====== EXERCISE DATA
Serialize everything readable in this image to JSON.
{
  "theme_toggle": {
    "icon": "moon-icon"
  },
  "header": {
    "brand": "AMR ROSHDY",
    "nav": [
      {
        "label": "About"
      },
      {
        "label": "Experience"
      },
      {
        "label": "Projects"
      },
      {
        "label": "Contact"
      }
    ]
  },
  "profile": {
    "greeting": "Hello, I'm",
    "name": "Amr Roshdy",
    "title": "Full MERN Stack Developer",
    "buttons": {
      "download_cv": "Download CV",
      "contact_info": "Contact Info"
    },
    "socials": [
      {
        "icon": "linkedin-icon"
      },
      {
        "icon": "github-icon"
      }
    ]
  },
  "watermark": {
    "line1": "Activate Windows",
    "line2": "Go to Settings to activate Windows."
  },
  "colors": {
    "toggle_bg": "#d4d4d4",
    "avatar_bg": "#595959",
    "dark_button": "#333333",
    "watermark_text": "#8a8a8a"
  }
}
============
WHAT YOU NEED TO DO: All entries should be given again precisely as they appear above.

EXERCISE ANSWER:
Serialize everything readable in this image to JSON.
{
  "theme_toggle": {
    "icon": "moon-icon"
  },
  "header": {
    "brand": "AMR ROSHDY",
    "nav": [
      {
        "label": "About"
      },
      {
        "label": "Experience"
      },
      {
        "label": "Projects"
      },
      {
        "label": "Contact"
      }
    ]
  },
  "profile": {
    "greeting": "Hello, I'm",
    "name": "Amr Roshdy",
    "title": "Full MERN Stack Developer",
    "buttons": {
      "download_cv": "Download CV",
      "contact_info": "Contact Info"
    },
    "socials": [
      {
        "icon": "linkedin-icon"
      },
      {
        "icon": "github-icon"
      }
    ]
  },
  "watermark": {
    "line1": "Activate Windows",
    "line2": "Go to Settings to activate Windows."
  },
  "colors": {
    "toggle_bg": "#d4d4d4",
    "avatar_bg": "#595959",
    "dark_button": "#333333",
    "watermark_text": "#8a8a8a"
  }
}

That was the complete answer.